And in case you were wondering, NORAD said it’s confident the Russian flights were unrelated to the three objects shot down over the edges of U.S. and Canadian territory over the weekend.
Eyes on the sky: The U.S. had been tracking that alleged Chinese spy balloon for almost a week before it crossed into American airspace, the Washington Post reported Tuesday. The balloon first lifted off from China’s Hainan Island and looked like it was headed to Guam before it turned and floated over Alaska’s Aleutian Islands, according to U.S. officials. Read more on the balloon’s meandering path to Montana and later to South Carolina, here.
- “Philippines, U.S. to hold biggest war games in years,” Reuters reported Wednesday from Manila;
- “Amid Tensions With U.S., China’s Top Diplomat Travels to a Wary Europe,” the Wall Street Journal reported Wednesday;
- “The Pentagon Isn’t Ready for Spy Balloons of the Future,” former NATO commander U.S. Navy Adm. James Stavridis writes Wednesday in Bloomberg opinion.
The U.S. military in Syria says it shot down an alleged Iranian-made drone while it was attempting to surveil a coalition base known as Mission Support Site Conoco, in the northeastern part of the country, on Tuesday.
View two images of the small aircraft, shared on Twitter by U.S. officials at the Tampa-based Central Command, here.
Since the Trump administration left the 2015 Iran nuclear deal, Tehran has vastly accelerated its ballistic missile program, according to a new report from Behnam Ben Taleblu of the Washington-based Foundation for Defense of Democracies.
Fine print: That nuclear deal did not address ballistic missiles, which Iran has launched or tested more than 220 times since signing the 2015 Joint Comprehensive Plan of Action, or JCPOA as it’s known, in July of that year.
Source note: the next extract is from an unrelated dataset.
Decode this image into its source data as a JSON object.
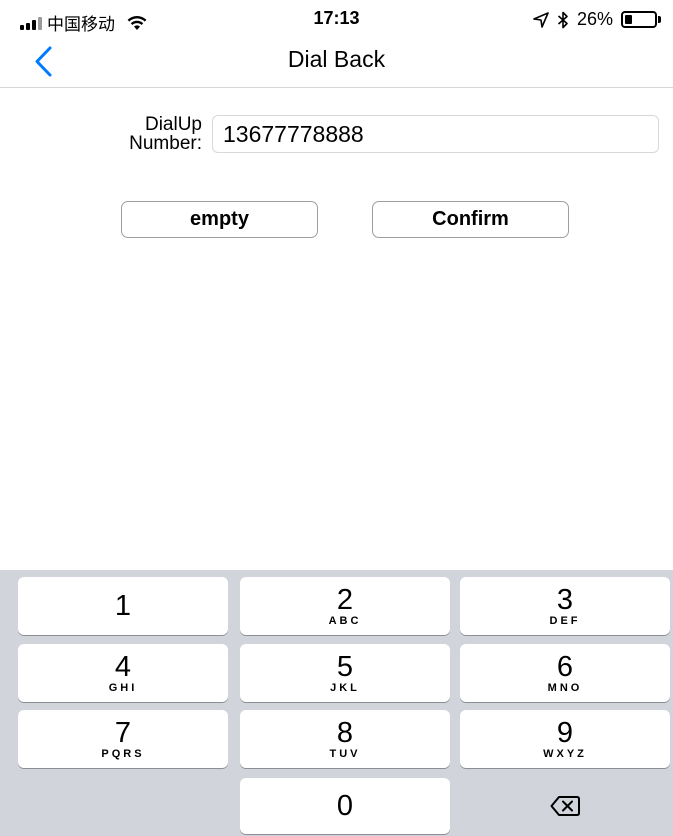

Indeed, Taleblu writes, “Between the JCPOA’s finalization in 2015 and May 2018, when the Trump administration left the accord, Iran tested at least 27 ballistic missiles.” And the remaining nearly 200 launches or tests occurred after Trump withdrew from the accord.
Where to go from here? Taleblu recommends a “Moratorium on Missile Upgrades”; a “Moratorium on Flight Tests and Engine/Motor Tests”; resurrecting a UN arms ban on Iran, which lapsed in 2020; he also says the White House should write an executive order sanctioning individuals involved in Iran’s missile program. Read over those and several other suggestions in FDD’s full report, here.
And lastly: Two nuclear policy officials from the Pentagon—Drew Walter and Richard Johnson—will be discussing the latest Nuclear Posture Review at about 1:15 p.m. ET in northern Virginia. They’ll be attending the 15th annual Nuclear Deterrence Summit, which is held at the Hyatt Regency Crystal City in Arlington. Details and registration, here.